Items from an interface collection:
************
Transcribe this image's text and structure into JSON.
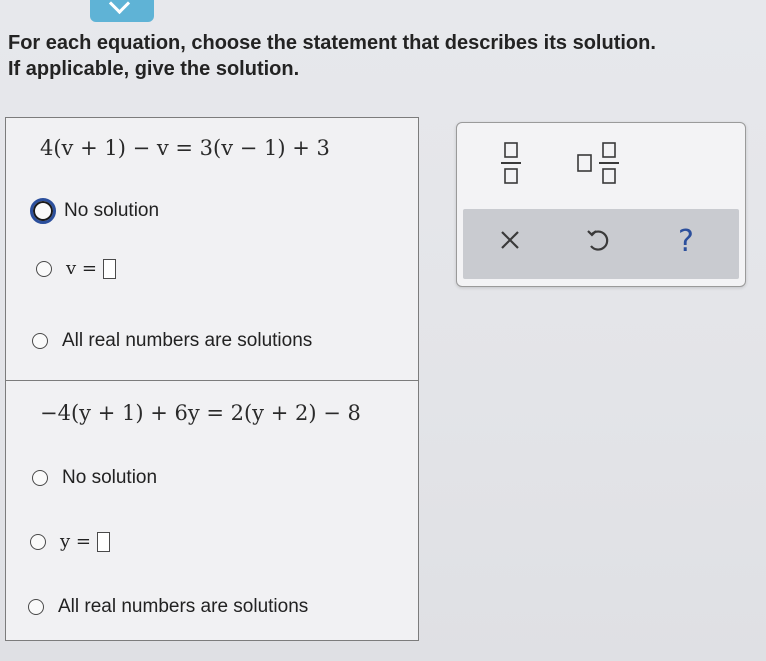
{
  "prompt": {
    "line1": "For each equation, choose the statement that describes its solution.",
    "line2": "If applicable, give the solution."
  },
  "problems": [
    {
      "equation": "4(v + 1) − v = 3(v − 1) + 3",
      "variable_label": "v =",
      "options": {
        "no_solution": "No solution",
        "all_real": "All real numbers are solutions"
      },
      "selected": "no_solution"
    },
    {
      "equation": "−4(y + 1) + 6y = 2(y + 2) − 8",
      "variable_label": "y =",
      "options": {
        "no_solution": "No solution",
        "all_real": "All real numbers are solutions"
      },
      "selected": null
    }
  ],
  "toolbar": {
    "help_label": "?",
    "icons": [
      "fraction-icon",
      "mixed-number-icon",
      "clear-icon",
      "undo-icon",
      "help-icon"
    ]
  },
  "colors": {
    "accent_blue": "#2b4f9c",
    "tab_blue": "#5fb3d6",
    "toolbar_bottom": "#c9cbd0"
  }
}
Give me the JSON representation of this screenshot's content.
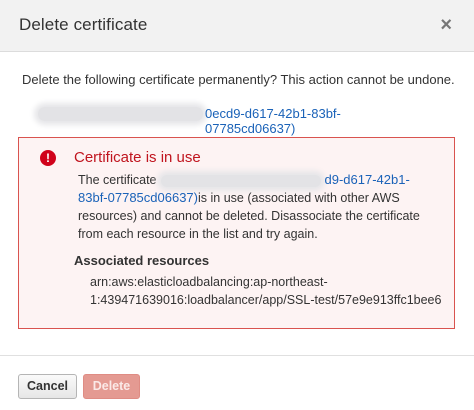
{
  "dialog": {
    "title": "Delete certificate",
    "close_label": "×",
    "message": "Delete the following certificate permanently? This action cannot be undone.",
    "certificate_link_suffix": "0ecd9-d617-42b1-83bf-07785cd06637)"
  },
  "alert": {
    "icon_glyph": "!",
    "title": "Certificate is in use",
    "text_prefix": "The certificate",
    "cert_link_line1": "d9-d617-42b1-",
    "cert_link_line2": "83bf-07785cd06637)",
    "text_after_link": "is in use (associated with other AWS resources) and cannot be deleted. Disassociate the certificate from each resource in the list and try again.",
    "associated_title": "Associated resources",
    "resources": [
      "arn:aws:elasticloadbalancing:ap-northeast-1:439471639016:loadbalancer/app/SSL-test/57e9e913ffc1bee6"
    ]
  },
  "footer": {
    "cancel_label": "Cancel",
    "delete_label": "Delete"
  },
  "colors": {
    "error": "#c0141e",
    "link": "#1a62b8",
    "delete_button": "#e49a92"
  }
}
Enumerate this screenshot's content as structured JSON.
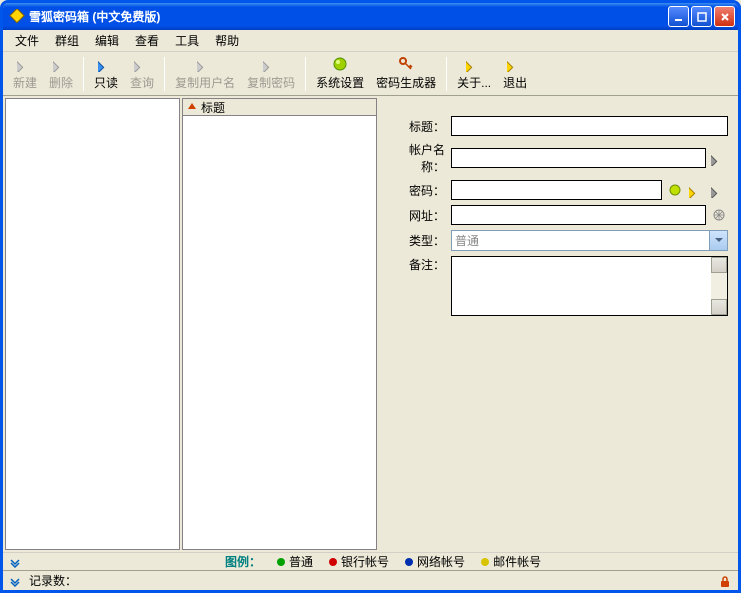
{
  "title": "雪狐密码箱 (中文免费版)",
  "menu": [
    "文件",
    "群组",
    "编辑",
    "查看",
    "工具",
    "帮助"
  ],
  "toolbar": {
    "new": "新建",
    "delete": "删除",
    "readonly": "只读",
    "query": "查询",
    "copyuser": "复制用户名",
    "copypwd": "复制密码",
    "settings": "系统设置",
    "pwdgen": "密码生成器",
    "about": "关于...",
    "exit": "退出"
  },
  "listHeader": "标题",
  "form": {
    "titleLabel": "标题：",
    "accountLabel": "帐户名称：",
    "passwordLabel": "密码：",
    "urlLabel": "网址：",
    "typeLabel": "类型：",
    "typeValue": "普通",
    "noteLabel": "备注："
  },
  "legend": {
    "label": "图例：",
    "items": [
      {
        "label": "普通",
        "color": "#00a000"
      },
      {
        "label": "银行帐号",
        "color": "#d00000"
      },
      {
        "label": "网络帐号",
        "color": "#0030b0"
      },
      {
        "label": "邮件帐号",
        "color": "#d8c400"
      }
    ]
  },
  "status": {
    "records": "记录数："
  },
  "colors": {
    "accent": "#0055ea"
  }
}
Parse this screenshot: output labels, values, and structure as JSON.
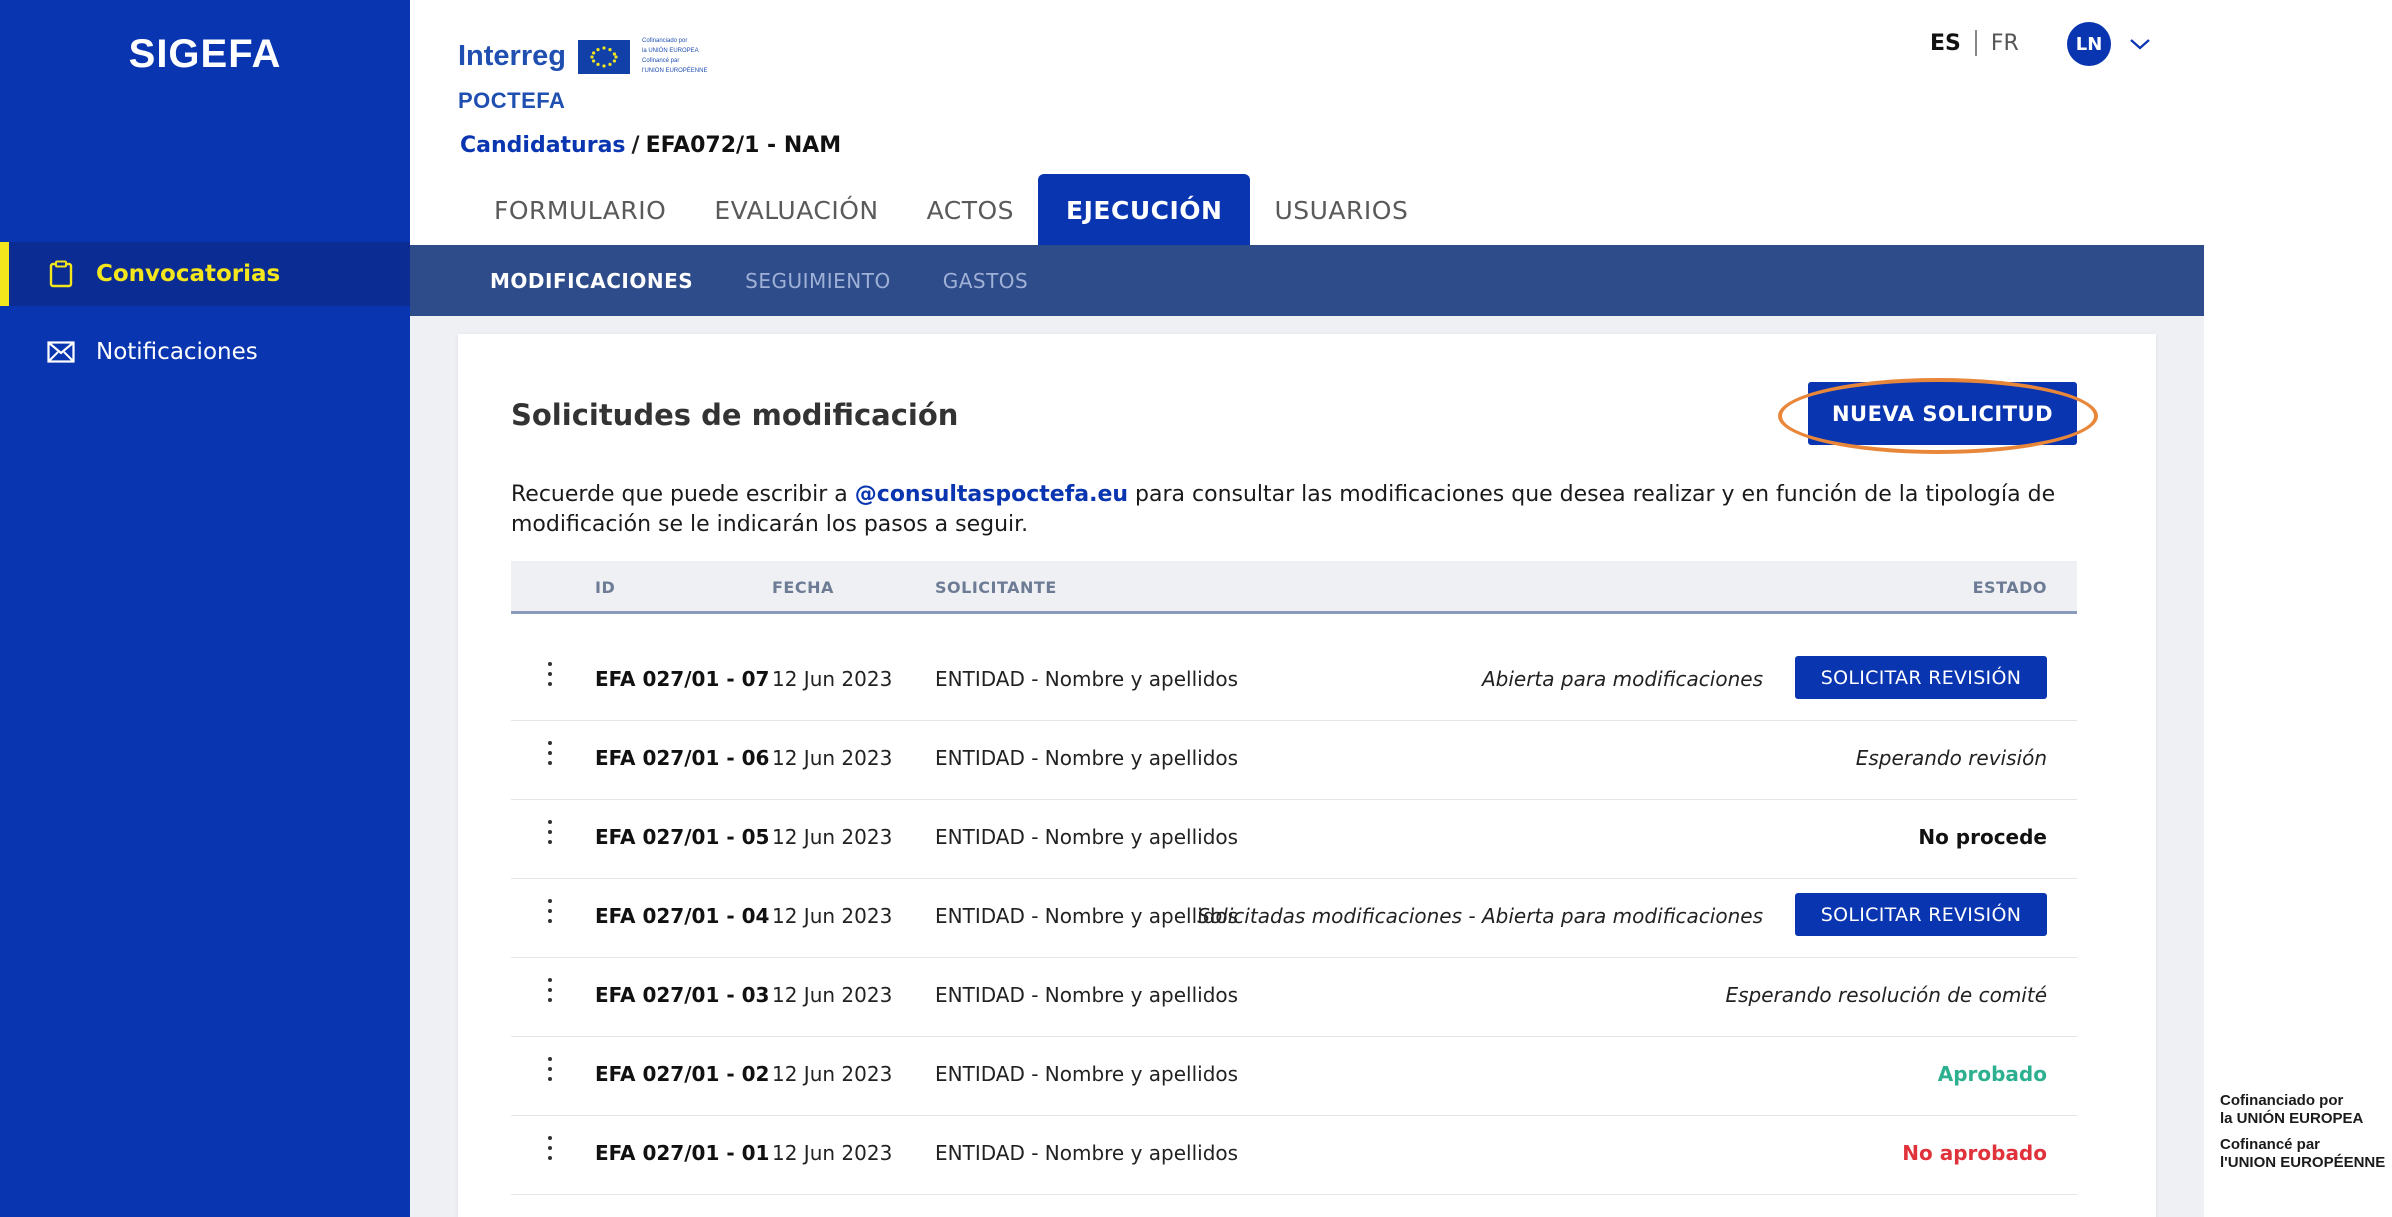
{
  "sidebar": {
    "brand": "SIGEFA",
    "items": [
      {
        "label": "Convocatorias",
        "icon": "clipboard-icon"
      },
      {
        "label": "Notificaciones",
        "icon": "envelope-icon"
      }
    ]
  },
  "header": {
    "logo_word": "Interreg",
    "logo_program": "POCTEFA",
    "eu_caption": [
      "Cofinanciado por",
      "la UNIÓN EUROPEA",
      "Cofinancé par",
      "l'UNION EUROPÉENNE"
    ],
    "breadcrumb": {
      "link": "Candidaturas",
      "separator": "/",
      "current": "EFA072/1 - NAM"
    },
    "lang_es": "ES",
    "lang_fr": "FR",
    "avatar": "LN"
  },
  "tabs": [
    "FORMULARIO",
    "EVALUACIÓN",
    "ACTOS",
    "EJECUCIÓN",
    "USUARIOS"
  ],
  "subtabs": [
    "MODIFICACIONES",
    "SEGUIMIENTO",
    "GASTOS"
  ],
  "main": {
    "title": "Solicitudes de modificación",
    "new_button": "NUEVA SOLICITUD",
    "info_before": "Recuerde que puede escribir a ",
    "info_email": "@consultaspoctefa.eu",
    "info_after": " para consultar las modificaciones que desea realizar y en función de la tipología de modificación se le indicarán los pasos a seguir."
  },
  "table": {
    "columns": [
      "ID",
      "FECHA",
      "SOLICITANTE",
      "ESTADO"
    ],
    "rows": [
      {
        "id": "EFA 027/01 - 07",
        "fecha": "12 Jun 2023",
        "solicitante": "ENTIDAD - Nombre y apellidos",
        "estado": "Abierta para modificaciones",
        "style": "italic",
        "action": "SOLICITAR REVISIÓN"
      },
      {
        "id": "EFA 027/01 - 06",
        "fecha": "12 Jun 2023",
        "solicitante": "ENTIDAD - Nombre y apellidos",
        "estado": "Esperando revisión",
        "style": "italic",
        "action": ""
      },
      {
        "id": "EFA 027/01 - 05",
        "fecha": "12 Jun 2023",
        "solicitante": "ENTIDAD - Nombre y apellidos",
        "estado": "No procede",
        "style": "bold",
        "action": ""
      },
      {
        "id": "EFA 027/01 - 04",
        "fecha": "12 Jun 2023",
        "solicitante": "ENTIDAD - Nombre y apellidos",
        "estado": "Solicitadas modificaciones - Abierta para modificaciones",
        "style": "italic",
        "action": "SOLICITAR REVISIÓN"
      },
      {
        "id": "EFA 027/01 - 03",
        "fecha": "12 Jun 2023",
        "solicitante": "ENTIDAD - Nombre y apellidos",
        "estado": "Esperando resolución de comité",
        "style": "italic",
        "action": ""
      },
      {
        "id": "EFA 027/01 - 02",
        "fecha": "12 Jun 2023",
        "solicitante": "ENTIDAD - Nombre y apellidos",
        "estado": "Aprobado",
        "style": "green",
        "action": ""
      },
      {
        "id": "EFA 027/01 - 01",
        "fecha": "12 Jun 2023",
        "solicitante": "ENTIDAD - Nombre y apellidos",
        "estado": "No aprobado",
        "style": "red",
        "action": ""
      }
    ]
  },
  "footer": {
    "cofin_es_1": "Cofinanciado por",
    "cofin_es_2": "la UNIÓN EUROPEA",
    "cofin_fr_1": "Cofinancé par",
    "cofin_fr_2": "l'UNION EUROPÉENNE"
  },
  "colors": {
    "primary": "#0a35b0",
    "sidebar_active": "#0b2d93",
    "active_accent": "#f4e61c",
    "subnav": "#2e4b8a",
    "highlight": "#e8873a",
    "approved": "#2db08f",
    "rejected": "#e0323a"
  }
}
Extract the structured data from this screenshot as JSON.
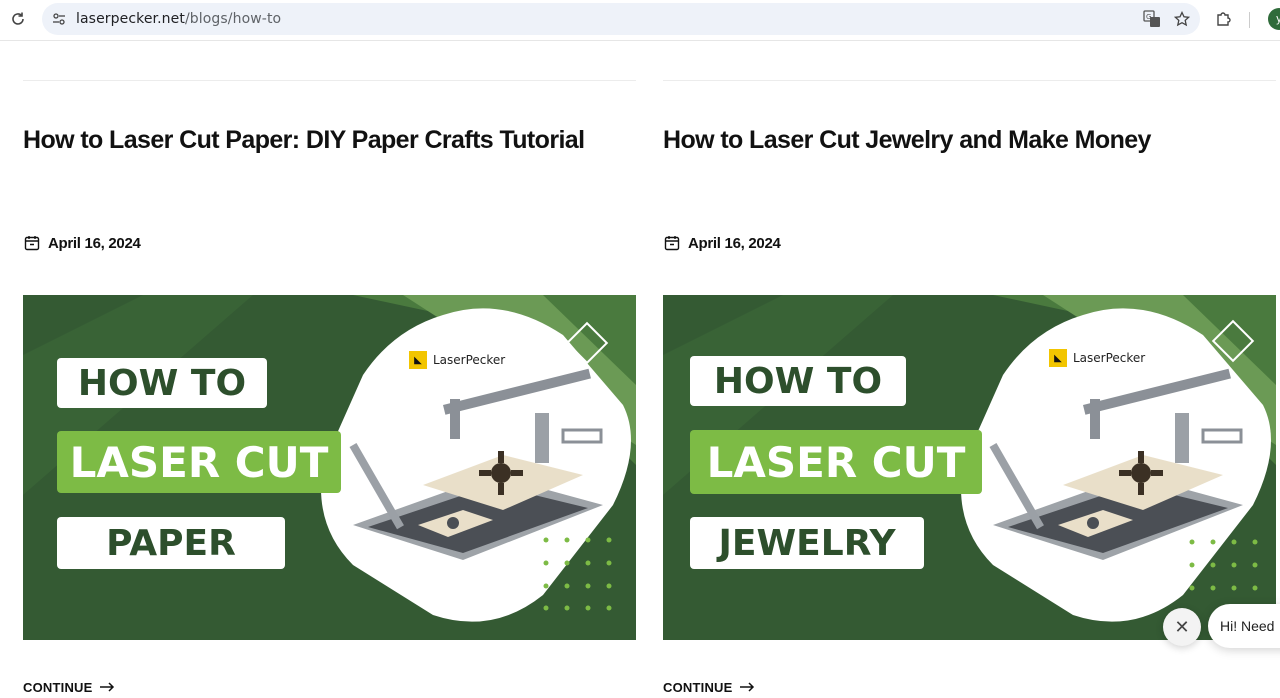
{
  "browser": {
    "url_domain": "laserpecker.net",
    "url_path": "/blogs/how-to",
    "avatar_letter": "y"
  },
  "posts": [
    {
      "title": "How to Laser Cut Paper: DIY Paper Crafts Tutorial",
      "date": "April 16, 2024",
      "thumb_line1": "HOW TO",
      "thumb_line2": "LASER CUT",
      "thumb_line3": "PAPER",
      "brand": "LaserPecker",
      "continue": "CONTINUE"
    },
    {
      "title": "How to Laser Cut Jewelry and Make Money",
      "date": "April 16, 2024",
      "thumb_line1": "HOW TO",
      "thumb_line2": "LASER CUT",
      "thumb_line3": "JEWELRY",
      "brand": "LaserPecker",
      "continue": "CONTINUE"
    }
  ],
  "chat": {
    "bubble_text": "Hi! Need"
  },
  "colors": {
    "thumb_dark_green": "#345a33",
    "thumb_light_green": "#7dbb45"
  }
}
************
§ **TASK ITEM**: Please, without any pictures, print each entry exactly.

§ **ANSWER TO THE EXERCISE**:
Transcribe this image's text and structure into JSON.
{
  "prompt": {
    "line1": "For each equation, choose the statement that describes its solution.",
    "line2": "If applicable, give the solution."
  },
  "problems": [
    {
      "equation": "4(v + 1) − v = 3(v − 1) + 3",
      "variable_label": "v =",
      "options": {
        "no_solution": "No solution",
        "all_real": "All real numbers are solutions"
      },
      "selected": "no_solution"
    },
    {
      "equation": "−4(y + 1) + 6y = 2(y + 2) − 8",
      "variable_label": "y =",
      "options": {
        "no_solution": "No solution",
        "all_real": "All real numbers are solutions"
      },
      "selected": null
    }
  ],
  "toolbar": {
    "help_label": "?",
    "icons": [
      "fraction-icon",
      "mixed-number-icon",
      "clear-icon",
      "undo-icon",
      "help-icon"
    ]
  },
  "colors": {
    "accent_blue": "#2b4f9c",
    "tab_blue": "#5fb3d6",
    "toolbar_bottom": "#c9cbd0"
  }
}
Give me the JSON representation of this screenshot's content.
{
  "dialog": {
    "title": "Delete certificate",
    "close_label": "×",
    "message": "Delete the following certificate permanently? This action cannot be undone.",
    "certificate_link_suffix": "0ecd9-d617-42b1-83bf-07785cd06637)"
  },
  "alert": {
    "icon_glyph": "!",
    "title": "Certificate is in use",
    "text_prefix": "The certificate",
    "cert_link_line1": "d9-d617-42b1-",
    "cert_link_line2": "83bf-07785cd06637)",
    "text_after_link": "is in use (associated with other AWS resources) and cannot be deleted. Disassociate the certificate from each resource in the list and try again.",
    "associated_title": "Associated resources",
    "resources": [
      "arn:aws:elasticloadbalancing:ap-northeast-1:439471639016:loadbalancer/app/SSL-test/57e9e913ffc1bee6"
    ]
  },
  "footer": {
    "cancel_label": "Cancel",
    "delete_label": "Delete"
  },
  "colors": {
    "error": "#c0141e",
    "link": "#1a62b8",
    "delete_button": "#e49a92"
  }
}
Enumerate this screenshot's content as structured JSON.
{
  "title": "雪狐密码箱 (中文免费版)",
  "menu": [
    "文件",
    "群组",
    "编辑",
    "查看",
    "工具",
    "帮助"
  ],
  "toolbar": {
    "new": "新建",
    "delete": "删除",
    "readonly": "只读",
    "query": "查询",
    "copyuser": "复制用户名",
    "copypwd": "复制密码",
    "settings": "系统设置",
    "pwdgen": "密码生成器",
    "about": "关于...",
    "exit": "退出"
  },
  "listHeader": "标题",
  "form": {
    "titleLabel": "标题：",
    "accountLabel": "帐户名称：",
    "passwordLabel": "密码：",
    "urlLabel": "网址：",
    "typeLabel": "类型：",
    "typeValue": "普通",
    "noteLabel": "备注："
  },
  "legend": {
    "label": "图例：",
    "items": [
      {
        "label": "普通",
        "color": "#00a000"
      },
      {
        "label": "银行帐号",
        "color": "#d00000"
      },
      {
        "label": "网络帐号",
        "color": "#0030b0"
      },
      {
        "label": "邮件帐号",
        "color": "#d8c400"
      }
    ]
  },
  "status": {
    "records": "记录数："
  },
  "colors": {
    "accent": "#0055ea"
  }
}
Parse this screenshot: output labels, values, and structure as JSON.
{
  "sidebar": {
    "brand": "SIGEFA",
    "items": [
      {
        "label": "Convocatorias",
        "icon": "clipboard-icon"
      },
      {
        "label": "Notificaciones",
        "icon": "envelope-icon"
      }
    ]
  },
  "header": {
    "logo_word": "Interreg",
    "logo_program": "POCTEFA",
    "eu_caption": [
      "Cofinanciado por",
      "la UNIÓN EUROPEA",
      "Cofinancé par",
      "l'UNION EUROPÉENNE"
    ],
    "breadcrumb": {
      "link": "Candidaturas",
      "separator": "/",
      "current": "EFA072/1 - NAM"
    },
    "lang_es": "ES",
    "lang_fr": "FR",
    "avatar": "LN"
  },
  "tabs": [
    "FORMULARIO",
    "EVALUACIÓN",
    "ACTOS",
    "EJECUCIÓN",
    "USUARIOS"
  ],
  "subtabs": [
    "MODIFICACIONES",
    "SEGUIMIENTO",
    "GASTOS"
  ],
  "main": {
    "title": "Solicitudes de modificación",
    "new_button": "NUEVA SOLICITUD",
    "info_before": "Recuerde que puede escribir a ",
    "info_email": "@consultaspoctefa.eu",
    "info_after": " para consultar las modificaciones que desea realizar y en función de la tipología de modificación se le indicarán los pasos a seguir."
  },
  "table": {
    "columns": [
      "ID",
      "FECHA",
      "SOLICITANTE",
      "ESTADO"
    ],
    "rows": [
      {
        "id": "EFA 027/01 - 07",
        "fecha": "12 Jun 2023",
        "solicitante": "ENTIDAD - Nombre y apellidos",
        "estado": "Abierta para modificaciones",
        "style": "italic",
        "action": "SOLICITAR REVISIÓN"
      },
      {
        "id": "EFA 027/01 - 06",
        "fecha": "12 Jun 2023",
        "solicitante": "ENTIDAD - Nombre y apellidos",
        "estado": "Esperando revisión",
        "style": "italic",
        "action": ""
      },
      {
        "id": "EFA 027/01 - 05",
        "fecha": "12 Jun 2023",
        "solicitante": "ENTIDAD - Nombre y apellidos",
        "estado": "No procede",
        "style": "bold",
        "action": ""
      },
      {
        "id": "EFA 027/01 - 04",
        "fecha": "12 Jun 2023",
        "solicitante": "ENTIDAD - Nombre y apellidos",
        "estado": "Solicitadas modificaciones - Abierta para modificaciones",
        "style": "italic",
        "action": "SOLICITAR REVISIÓN"
      },
      {
        "id": "EFA 027/01 - 03",
        "fecha": "12 Jun 2023",
        "solicitante": "ENTIDAD - Nombre y apellidos",
        "estado": "Esperando resolución de comité",
        "style": "italic",
        "action": ""
      },
      {
        "id": "EFA 027/01 - 02",
        "fecha": "12 Jun 2023",
        "solicitante": "ENTIDAD - Nombre y apellidos",
        "estado": "Aprobado",
        "style": "green",
        "action": ""
      },
      {
        "id": "EFA 027/01 - 01",
        "fecha": "12 Jun 2023",
        "solicitante": "ENTIDAD - Nombre y apellidos",
        "estado": "No aprobado",
        "style": "red",
        "action": ""
      }
    ]
  },
  "footer": {
    "cofin_es_1": "Cofinanciado por",
    "cofin_es_2": "la UNIÓN EUROPEA",
    "cofin_fr_1": "Cofinancé par",
    "cofin_fr_2": "l'UNION EUROPÉENNE"
  },
  "colors": {
    "primary": "#0a35b0",
    "sidebar_active": "#0b2d93",
    "active_accent": "#f4e61c",
    "subnav": "#2e4b8a",
    "highlight": "#e8873a",
    "approved": "#2db08f",
    "rejected": "#e0323a"
  }
}
Extract the structured data from this screenshot as JSON.
{
  "browser": {
    "url_domain": "laserpecker.net",
    "url_path": "/blogs/how-to",
    "avatar_letter": "y"
  },
  "posts": [
    {
      "title": "How to Laser Cut Paper: DIY Paper Crafts Tutorial",
      "date": "April 16, 2024",
      "thumb_line1": "HOW TO",
      "thumb_line2": "LASER CUT",
      "thumb_line3": "PAPER",
      "brand": "LaserPecker",
      "continue": "CONTINUE"
    },
    {
      "title": "How to Laser Cut Jewelry and Make Money",
      "date": "April 16, 2024",
      "thumb_line1": "HOW TO",
      "thumb_line2": "LASER CUT",
      "thumb_line3": "JEWELRY",
      "brand": "LaserPecker",
      "continue": "CONTINUE"
    }
  ],
  "chat": {
    "bubble_text": "Hi! Need"
  },
  "colors": {
    "thumb_dark_green": "#345a33",
    "thumb_light_green": "#7dbb45"
  }
}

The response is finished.